Hoof Nutrition Intelligence is a twice-a-month web segment that is designed to add to the education of footcare professionals when it comes to effectively feeding the hoof. The goal of this web-exclusive feature is to zero in on specific areas of hoof nutrition and avoid broad-based articles that simply look at the overall equine feeding situation.
Below you will find Part 1 of the latest question and answer installment that you can share with your footcare clients.
Q: What’s the role of phosphorus in a horse’s diet and does it have an impact on hoof quality?
By Connie Larson, PhD
Phosphorus accounts for 14% to 17% of the makeup of the bones in horses and it is also important for maintaining skeletal soundness.
The role of this macro mineral not only includes skeletal development and maintenance but it also provides needed buffering and energy metabolism. Phosphorus also plays an important role in the synthesis of phospholipids, nucleic acids and the phosphorus proteins that are needed for cellular functions.
Connie Larson is an equine nutritionist and researcher with Zinpro Corp. in Eden Prairie, Minn. She has been a frequent contributor to American Farriers Journal and a speaker at the International Hoof-Care Summit.
Hoof Nutrition Intelligence is brought to you by W.F. Young Co. (Absorbine).
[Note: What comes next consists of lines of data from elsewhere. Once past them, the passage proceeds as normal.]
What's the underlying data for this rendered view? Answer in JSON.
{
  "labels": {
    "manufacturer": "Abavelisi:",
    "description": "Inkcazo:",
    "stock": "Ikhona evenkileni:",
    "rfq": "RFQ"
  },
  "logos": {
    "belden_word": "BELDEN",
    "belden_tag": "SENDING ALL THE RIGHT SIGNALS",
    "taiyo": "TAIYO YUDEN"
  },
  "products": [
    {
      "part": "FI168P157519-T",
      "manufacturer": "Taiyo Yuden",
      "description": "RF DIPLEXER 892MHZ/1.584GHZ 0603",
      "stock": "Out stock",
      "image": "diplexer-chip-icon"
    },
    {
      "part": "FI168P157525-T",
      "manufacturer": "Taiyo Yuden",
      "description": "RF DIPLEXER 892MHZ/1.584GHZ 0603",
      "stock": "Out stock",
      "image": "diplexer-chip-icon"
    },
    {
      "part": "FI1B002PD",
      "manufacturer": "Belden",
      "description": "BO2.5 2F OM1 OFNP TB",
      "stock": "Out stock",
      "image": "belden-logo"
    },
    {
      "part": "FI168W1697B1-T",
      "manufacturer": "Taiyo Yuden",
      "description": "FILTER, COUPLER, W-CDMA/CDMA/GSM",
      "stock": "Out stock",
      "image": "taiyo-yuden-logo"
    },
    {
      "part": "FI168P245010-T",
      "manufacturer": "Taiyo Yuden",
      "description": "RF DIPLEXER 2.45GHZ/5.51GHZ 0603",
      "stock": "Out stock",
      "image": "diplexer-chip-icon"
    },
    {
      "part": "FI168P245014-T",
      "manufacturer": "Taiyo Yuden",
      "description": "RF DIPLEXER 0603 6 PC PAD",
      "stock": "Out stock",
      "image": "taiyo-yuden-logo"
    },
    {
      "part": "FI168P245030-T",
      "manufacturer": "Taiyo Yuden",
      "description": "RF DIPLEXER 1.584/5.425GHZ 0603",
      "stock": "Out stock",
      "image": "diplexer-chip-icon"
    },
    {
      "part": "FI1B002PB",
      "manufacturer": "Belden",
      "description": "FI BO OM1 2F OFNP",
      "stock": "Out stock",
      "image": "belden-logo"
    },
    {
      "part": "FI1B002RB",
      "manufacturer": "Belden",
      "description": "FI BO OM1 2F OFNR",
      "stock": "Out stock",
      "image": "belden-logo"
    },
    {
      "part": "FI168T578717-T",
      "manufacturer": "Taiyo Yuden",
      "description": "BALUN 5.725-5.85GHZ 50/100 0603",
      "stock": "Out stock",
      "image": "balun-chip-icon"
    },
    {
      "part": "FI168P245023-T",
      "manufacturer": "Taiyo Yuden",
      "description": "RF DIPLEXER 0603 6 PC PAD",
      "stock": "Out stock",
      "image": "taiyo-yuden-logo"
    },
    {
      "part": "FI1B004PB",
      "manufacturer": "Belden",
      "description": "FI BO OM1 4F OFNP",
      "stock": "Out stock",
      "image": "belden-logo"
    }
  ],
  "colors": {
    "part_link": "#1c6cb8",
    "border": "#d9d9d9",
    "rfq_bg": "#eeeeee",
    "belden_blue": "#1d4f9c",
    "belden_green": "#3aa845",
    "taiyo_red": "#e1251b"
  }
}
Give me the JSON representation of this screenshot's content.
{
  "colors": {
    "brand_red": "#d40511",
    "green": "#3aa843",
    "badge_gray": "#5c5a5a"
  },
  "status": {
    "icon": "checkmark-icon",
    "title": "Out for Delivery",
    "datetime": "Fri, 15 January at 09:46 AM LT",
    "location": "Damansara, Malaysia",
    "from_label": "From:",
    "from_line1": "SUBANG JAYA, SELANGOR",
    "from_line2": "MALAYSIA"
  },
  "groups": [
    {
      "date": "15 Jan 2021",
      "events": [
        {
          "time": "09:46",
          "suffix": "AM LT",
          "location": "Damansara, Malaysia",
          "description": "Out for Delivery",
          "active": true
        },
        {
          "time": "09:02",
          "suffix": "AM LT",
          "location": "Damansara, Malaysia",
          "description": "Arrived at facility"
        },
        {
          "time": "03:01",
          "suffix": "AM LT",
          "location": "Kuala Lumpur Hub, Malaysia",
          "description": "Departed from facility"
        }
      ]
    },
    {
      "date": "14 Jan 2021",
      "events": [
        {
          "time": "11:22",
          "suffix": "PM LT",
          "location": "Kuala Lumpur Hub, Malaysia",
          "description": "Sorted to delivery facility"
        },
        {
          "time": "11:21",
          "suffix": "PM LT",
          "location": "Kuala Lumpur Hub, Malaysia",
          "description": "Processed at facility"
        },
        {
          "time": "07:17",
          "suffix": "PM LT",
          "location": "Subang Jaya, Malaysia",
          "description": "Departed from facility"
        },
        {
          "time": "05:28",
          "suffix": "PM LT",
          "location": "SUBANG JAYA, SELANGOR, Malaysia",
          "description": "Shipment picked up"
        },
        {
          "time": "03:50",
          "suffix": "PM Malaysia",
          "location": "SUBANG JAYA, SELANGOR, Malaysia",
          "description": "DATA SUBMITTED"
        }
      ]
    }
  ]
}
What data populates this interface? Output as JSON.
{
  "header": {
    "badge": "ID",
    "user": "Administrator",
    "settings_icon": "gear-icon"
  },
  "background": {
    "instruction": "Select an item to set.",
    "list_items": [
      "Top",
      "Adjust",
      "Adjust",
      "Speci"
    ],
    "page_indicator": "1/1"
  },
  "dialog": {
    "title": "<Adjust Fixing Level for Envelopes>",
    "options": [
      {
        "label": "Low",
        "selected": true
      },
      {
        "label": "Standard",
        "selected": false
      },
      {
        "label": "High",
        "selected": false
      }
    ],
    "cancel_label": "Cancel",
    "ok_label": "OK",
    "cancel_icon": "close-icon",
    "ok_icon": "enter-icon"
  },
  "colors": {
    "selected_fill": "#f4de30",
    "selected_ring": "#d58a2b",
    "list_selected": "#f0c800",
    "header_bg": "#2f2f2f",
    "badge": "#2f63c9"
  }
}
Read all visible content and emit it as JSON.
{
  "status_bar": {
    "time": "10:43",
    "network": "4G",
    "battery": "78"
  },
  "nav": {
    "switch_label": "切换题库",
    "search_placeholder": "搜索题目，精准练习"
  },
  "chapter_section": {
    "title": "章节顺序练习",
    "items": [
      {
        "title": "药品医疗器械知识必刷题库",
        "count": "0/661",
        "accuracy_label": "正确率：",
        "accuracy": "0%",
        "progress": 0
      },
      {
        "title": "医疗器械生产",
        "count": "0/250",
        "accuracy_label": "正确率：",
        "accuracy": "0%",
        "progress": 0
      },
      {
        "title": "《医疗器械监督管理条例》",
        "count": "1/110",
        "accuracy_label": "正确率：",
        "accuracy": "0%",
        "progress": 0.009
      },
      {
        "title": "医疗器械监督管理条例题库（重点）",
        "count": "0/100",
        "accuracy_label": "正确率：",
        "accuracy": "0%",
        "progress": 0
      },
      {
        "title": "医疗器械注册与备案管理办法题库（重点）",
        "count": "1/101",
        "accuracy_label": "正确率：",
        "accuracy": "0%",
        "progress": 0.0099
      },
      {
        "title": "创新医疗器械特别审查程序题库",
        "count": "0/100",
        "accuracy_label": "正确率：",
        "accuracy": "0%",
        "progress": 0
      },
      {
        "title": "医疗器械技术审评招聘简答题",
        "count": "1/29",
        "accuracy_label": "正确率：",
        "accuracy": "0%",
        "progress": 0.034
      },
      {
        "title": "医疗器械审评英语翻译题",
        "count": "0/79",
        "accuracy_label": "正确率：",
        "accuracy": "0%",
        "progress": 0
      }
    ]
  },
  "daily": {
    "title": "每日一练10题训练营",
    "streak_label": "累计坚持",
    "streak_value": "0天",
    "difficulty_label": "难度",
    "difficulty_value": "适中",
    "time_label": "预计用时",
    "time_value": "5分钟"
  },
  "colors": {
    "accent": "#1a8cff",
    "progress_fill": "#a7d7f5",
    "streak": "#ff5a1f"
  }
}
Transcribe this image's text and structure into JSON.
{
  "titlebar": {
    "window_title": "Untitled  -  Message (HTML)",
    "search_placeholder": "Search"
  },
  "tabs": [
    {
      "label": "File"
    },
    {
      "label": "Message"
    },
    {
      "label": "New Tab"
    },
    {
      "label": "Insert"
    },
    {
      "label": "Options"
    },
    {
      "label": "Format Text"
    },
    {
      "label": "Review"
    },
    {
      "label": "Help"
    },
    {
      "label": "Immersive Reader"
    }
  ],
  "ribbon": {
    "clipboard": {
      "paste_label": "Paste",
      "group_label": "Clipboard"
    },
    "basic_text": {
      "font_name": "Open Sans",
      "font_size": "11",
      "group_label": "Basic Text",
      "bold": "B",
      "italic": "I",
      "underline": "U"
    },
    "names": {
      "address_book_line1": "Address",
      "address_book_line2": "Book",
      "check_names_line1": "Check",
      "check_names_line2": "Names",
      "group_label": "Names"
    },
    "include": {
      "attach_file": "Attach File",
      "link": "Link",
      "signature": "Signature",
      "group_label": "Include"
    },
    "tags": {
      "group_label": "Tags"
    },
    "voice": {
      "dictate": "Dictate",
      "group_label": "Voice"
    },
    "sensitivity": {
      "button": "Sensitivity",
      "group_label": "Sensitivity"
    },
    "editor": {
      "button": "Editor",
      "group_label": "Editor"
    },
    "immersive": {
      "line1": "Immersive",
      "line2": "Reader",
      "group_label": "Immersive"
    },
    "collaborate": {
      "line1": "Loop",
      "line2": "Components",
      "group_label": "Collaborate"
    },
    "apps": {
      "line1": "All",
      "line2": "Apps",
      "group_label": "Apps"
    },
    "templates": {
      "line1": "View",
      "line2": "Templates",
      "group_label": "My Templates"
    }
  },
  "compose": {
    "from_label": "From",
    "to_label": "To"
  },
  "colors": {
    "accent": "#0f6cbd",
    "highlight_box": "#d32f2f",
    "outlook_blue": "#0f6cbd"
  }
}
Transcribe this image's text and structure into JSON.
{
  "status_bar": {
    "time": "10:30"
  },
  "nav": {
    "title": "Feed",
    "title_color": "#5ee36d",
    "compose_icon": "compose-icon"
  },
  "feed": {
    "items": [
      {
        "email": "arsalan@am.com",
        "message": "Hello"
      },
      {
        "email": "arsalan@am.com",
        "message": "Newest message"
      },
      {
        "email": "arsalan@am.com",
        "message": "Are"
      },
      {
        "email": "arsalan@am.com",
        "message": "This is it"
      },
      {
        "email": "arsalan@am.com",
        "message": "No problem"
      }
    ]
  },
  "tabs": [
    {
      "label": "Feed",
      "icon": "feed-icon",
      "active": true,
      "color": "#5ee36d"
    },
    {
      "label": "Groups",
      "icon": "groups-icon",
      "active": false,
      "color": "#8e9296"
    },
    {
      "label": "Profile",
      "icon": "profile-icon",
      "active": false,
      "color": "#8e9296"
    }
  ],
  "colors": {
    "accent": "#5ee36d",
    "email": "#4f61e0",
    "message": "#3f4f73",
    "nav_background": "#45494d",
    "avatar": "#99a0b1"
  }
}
Like many significant achievements, Absorbine® grew out of humble beginnings—and through the tenacity of someone willing to question the status quo. In this case, it was a young woman in late 19th-century Massachusetts: Mary Ida Young. Her husband, Wilbur Fenelon Young, was an enterprising piano deliveryman who relied on the couple’s team of horses to make deliveries throughout the Northeast. Inspired by Mary Ida and Wilbur’s vision, Absorbine® has continued to add innovative products throughout the years — products used every day by horse owners around the world. Which is why, since 1892, we’ve been The Horse World’s Most Trusted Name®.
Click here to read Part 1 of the February 1, 2018 installment: One of the other boarders in the barn suggested I ask my farrier for some nutritional advice for the poor quality hooves on my 18-year-old mare. Is that a good idea?